By Anne Swardson
Saturday, February 1, 1997; 12:00 AM
DAVOS, SWITZERLAND, FEB. 1 -- Even by the standards of this august annual meeting of the world's elite, the reception that Indonesia hosted Friday night was sumptuous.
In the lobby stood a chocolate statue of a goat and a man that took a month to carve. A four-foot-high ice sculpture dominated the buffet. More than a ton of food, a third of it tropical fruit, had been flown halfway around the world for the event. Seven chefs, also flown in for the occasion, had worked for 48 straight hours to prepare it.
Native music wafted through the main hall. A fashion show, a dance presentation and a movie entertained the munching guests, hundreds of them. Just outside, native artisans plied their crafts: woodcarving, leather puppet-making, batik painting.
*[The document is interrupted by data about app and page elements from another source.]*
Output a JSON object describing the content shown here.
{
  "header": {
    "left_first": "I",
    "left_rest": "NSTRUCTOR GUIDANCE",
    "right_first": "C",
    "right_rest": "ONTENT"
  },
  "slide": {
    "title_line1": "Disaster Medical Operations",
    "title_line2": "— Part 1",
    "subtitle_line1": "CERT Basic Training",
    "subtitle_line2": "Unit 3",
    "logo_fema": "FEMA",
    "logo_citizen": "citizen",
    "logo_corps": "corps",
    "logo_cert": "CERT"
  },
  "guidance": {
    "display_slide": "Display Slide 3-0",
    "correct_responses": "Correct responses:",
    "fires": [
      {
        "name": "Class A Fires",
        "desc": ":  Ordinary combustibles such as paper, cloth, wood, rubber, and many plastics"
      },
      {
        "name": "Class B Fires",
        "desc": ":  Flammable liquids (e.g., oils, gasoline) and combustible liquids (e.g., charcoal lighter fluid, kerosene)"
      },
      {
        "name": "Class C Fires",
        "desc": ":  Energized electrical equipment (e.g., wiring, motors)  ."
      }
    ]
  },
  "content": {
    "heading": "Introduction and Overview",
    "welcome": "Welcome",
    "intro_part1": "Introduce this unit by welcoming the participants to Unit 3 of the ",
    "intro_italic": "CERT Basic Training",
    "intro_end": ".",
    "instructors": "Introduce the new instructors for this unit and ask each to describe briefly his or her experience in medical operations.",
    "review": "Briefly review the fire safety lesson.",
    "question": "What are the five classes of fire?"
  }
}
And placards everywhere proclaimed the identity of the host: "Enchanting and Beautiful Indonesia."
Each year at the World Economic Forum in Davos, one country is chosen to host a big bash. Last year it was Tunisia; the year before, India. This year, Indonesia is the country commanding attention, socially and otherwise.
Indonesia has some image problems in the United States, where questions have been raised about contributions to the Democratic Party through an Indonesian corporate executive and where working conditions in some of Indonesia's factories are criticized. Its government has come under fire from world organizations for repressing unions and political opposition, and for failing to establish a democratic regime.
But this year in Davos, where 2,000 business and government leaders come to network for six days each year, Indonesia has a high, and glowing, profile. Businesspeople flock to Indonesian lunches to make investment deals, passersby gawk at the Indonesian art on the walls of the meeting center, and everyone gobbles the satay on skewers at the reception.
This meeting in the Swiss Alps of government leaders, corporate chieftains and various opinion-makers is not about telling governments to reform their undemocratic ways. It is about money, power and information.
Indonesian officials say their self-promotion here is not a response to their woes across the Atlantic. Rather, they say, they are demonstrating the success of their economy.
At a luncheon hosted by Indonesia, Goeran Lindahl, president of the giant Swiss engineering firm ABB, told the 120 attendees: "By any yardstick the story of Indonesia's experience has been an impressive one. We are ready to be a long-term and committed partner with Indonesian authorities and customers." The Swiss company is heavily involved in the Indonesian energy business.
More than 40 Indonesians are here, including four cabinet ministers -- the largest delegation the country has sent. For them, Davos is a place to woo foreign investors and tout their economy, which has grown enormously in the last 10 years or so.
In the United States, the ripples are still spreading from the disclosure last fall that various people connected with the giant Indonesian Lippo Group conglomerate, and its vice chairman, James Riady, donated $450,000 to the reelection campaign of President Clinton and to the Democratic National Committee.
Riady and his wife contributed $50,000 to Democratic Party committees in 1992. The act was not illegal because the couple were legal residents of the United States at the time. But Republicans asked whether there was a connection between the contributions and White House policy toward Indonesia, which Clinton administration officials have denied.
Riady was listed as an attendee in Davos on the computer system that ties the vast conference together, but he did not return e-mails requesting an interview. Other members of the Indonesian delegation said they had not seen anyone from Lippo.
Riady's name came up, however. Asked at a news conference about Indonesia's image abroad, Foreign Minister Ali Alatas responded: "Let us accept the facts. The question of contributing to the Democratic Party is an established practice. There are rules and regulations." Riady "did this as his personal business. The Indonesian government has nothing to do with it. . . . We do not need Riady and his dollars to influence the U.S. government, if the U.S. government can be influenced."
Indonesia also has come under fire from labor and other advocacy groups that criticize working conditions in many foreign factories benefiting from low wages.
In recent months, Indonesian workers have begun demonstrating for increased recognition of free unions, and citizens have rioted following a crackdown on the opposition.
"In reading the newspapers, we see a lot of exaggeration," Alatas said. "It sounds as if Indonesia is about to explode. . . . Why should it be a surprise that a country such as Indonesia gets into trouble as it develops into a rich country? If England and the United States needed 100 years to come to the stage of the AFL-CIO, why can't we have a few more years to develop and become more perfect?"
In a presentation to a business lunch, Hartarto Sastrosurarto, coordinating minister for production and development, discussed some of Indonesia's problems, such as its high poverty level and its enormous gap between rich and poor. But as one high-level attendee put it afterward, "There were a couple of issues notably not talked about: East Timor and political liberalization."
On the fringes of the forum, however, U.N. Secretary General Kofi Annan met with Alatas today for exploratory discussions and promised to give new impetus to the search for a solution to the bitter diplomatic tussle over the future of East Timor, annexed by Indonesia in 1975.